At this point, I would skip demonstrating all the Red Green and refactor cycles that I went through to add the function which calculates the area of a rectangle. The reason I want to skip that is because I want to demonstrate an interesting concept called as “Stubbing”!


For those who are familiar with test driven development would know that unit tests without the ability to stub external dependencies are not of much use. To demonstrate stubbing in our example, I am introducing an external dependency, a webservice which helps in calculating the area of a triangle.

Area of Triangle = 1/2 (height * base)

In our hypothetical world, there exists a service, which if called, provides the height of the triangle. The requirement is that we call a web service to get the height value.

To enable stubbing, we need to add typeMoq framework to the project. Using typeMoq, we can stub external dependencies and also use mocking to verify expectations on method calls.

Install-Package typemoq

Let’s create a class with name TriangleTests.ts and write the first failing test.

This class fails to compile, so lets quickly add Triangle.ts class with a constructor accepting base value:

Now, the tests should pass.
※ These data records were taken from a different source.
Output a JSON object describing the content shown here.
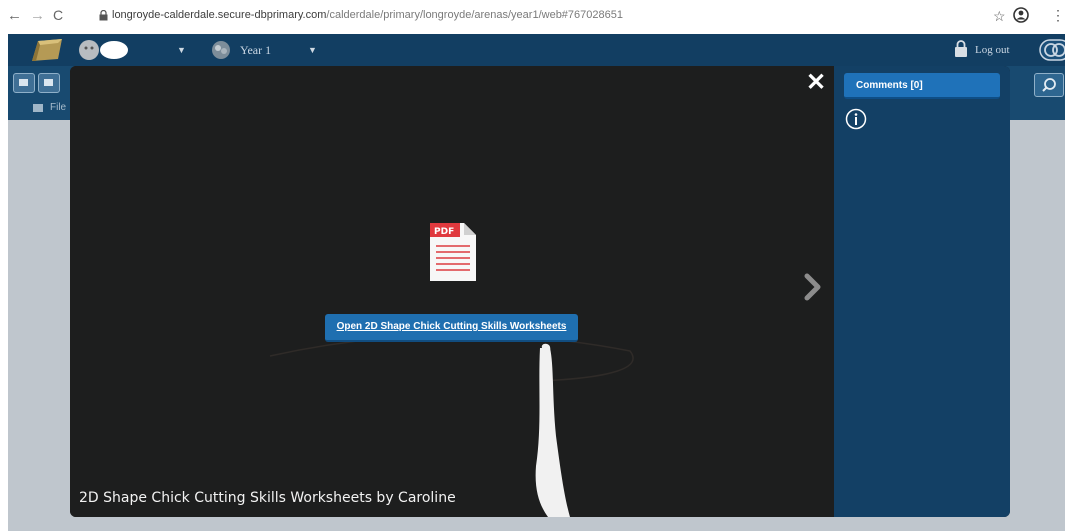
{
  "browser": {
    "url_host": "longroyde-calderdale.secure-dbprimary.com",
    "url_path": "/calderdale/primary/longroyde/arenas/year1/web#767028651"
  },
  "header": {
    "year_label": "Year 1",
    "logout_label": "Log out"
  },
  "underlying": {
    "files_label": "File"
  },
  "viewer": {
    "file_badge": "PDF",
    "open_button_label": "Open 2D Shape Chick Cutting Skills Worksheets",
    "caption": "2D Shape Chick Cutting Skills Worksheets by Caroline"
  },
  "sidebar": {
    "comments_label": "Comments [0]"
  },
  "colors": {
    "header_bg": "#123e62",
    "viewer_bg": "#1d1e1e",
    "sidepanel_bg": "#134065",
    "button_blue": "#1f72b9",
    "pdf_red": "#e0393e"
  },
  "icons": [
    "back-icon",
    "forward-icon",
    "reload-icon",
    "lock-icon",
    "star-icon",
    "account-icon",
    "kebab-menu-icon",
    "close-icon",
    "info-icon",
    "pdf-file-icon",
    "next-arrow-icon",
    "padlock-icon",
    "search-icon"
  ]
}
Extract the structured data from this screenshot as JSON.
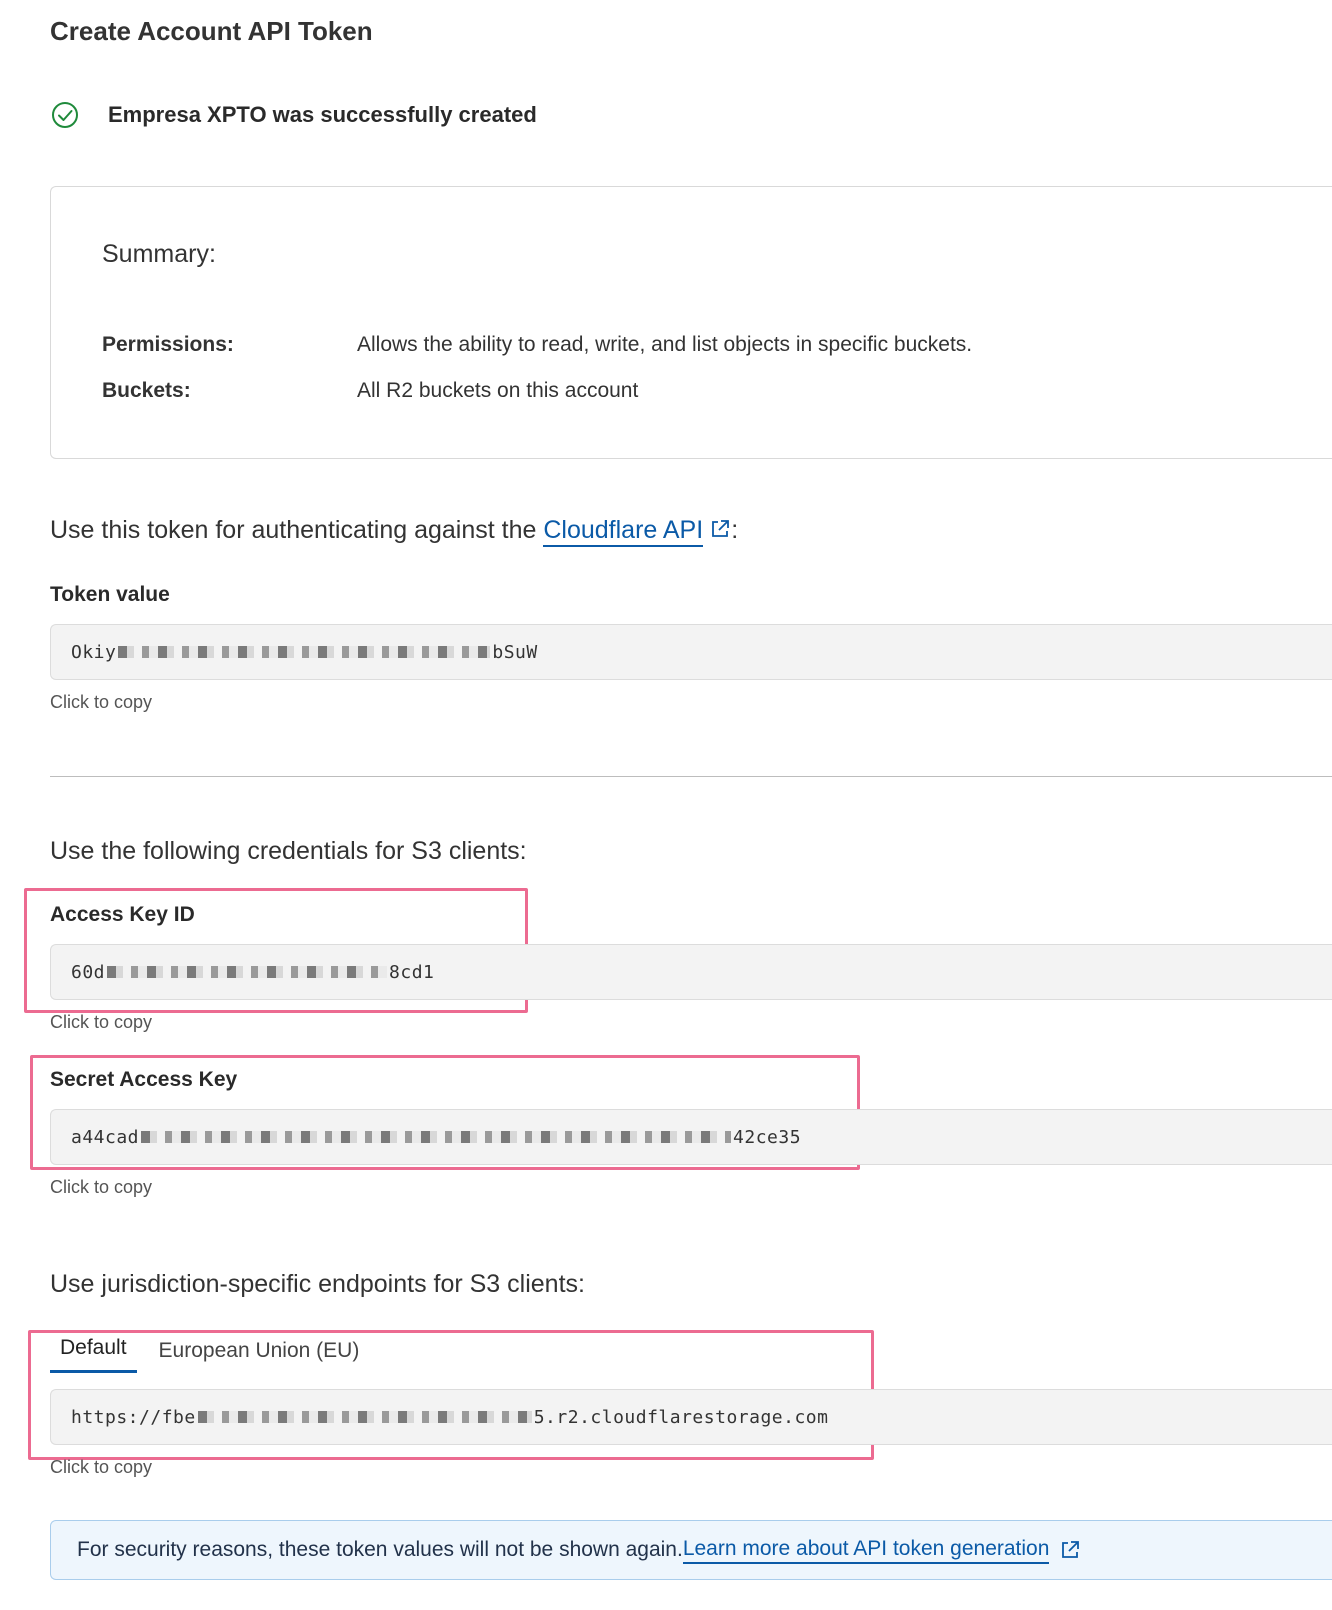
{
  "page": {
    "title": "Create Account API Token"
  },
  "success": {
    "message": "Empresa XPTO was successfully created"
  },
  "summary": {
    "heading": "Summary:",
    "rows": [
      {
        "label": "Permissions:",
        "value": "Allows the ability to read, write, and list objects in specific buckets."
      },
      {
        "label": "Buckets:",
        "value": "All R2 buckets on this account"
      }
    ]
  },
  "api_section": {
    "lead_text": "Use this token for authenticating against the ",
    "link_text": "Cloudflare API",
    "trailing": ":",
    "token_label": "Token value",
    "token_prefix": "Okiy",
    "token_suffix": "bSuW",
    "copy_hint": "Click to copy"
  },
  "s3_section": {
    "lead_text": "Use the following credentials for S3 clients:",
    "access_key_label": "Access Key ID",
    "access_key_prefix": "60d",
    "access_key_suffix": "8cd1",
    "secret_key_label": "Secret Access Key",
    "secret_key_prefix": "a44cad",
    "secret_key_suffix": "42ce35",
    "copy_hint": "Click to copy"
  },
  "endpoints_section": {
    "lead_text": "Use jurisdiction-specific endpoints for S3 clients:",
    "tabs": [
      {
        "label": "Default",
        "active": true
      },
      {
        "label": "European Union (EU)",
        "active": false
      }
    ],
    "endpoint_prefix": "https://fbe",
    "endpoint_suffix": "5.r2.cloudflarestorage.com",
    "copy_hint": "Click to copy"
  },
  "notice": {
    "text": "For security reasons, these token values will not be shown again. ",
    "link_text": "Learn more about API token generation"
  },
  "colors": {
    "accent_link": "#0b5aa7",
    "highlight_border": "#ec6b91",
    "success_green": "#1f8a3b",
    "notice_bg": "#eef6fd"
  },
  "icons": {
    "success": "check-circle-icon",
    "external_link": "external-link-icon"
  }
}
Next, we need to somehow call a service from this class to get height of the triangle. This means, we need to add a new class which does the Ajax call to a hypothetical service. With that information, lets write our next test.

Notice the usage of mock.object. At this point the project will not compile, so lets fix it and make the tests run. Add an interface in Triangle.ts file.

and an empty class which implements this interface

Notice that we are not writing any implementation for this class. In fact, any attempt to invoke the performAjaxCall method on this class will throw an exception. At this point, we just want our test to pass which is using the mock object to stub an external dependency.

Lets modify the Triangle class and add a new constructor argument:

Notice the usage of IAjaxWrapper interface in the constructor argument, just like how its done in any object oriented language. Add below references in the test class. With these references, we are telling Chutzpah test runner where to find the typemoq library.

With typemoq referenced in the test class, lets define our mock object.

Below is the complete code:

This test will pass!

Let’s write the next test to actually calculate the area of triangle.

Notice how the performAjaxCall method is being set up to return a predefined height value. At this point, we do not care how AjaxWrapper is going to fetch the value of triangle’s height, all we know is that the performAjaxCall method is setup to provide that value. Notice we just need an interface, so that we can handle the dependency with fake implementation and move ahead with our tests.

Of course, this test will fail, because calculateArea method does not exist. Let’s fix that and make the test pass. Create a calculateArea method in the Triangle.ts class. Below is the code:

This should be enough for the tests to pass.

With that, I’d conclude this article. Hope the article was helpful.

Quick Tips

  1. Chutzpah can show test results on a web page. To view your tests in a browser, right click on the test file and from the context menu Select Run Chutzpah with > Debugger. You can also put breakpoints and debug your tests.


  1. You can check the code coverage of your TypeScript code. Below is the code coverage of TriangleTests.ts


The code for this demonstration can be found at my github repository.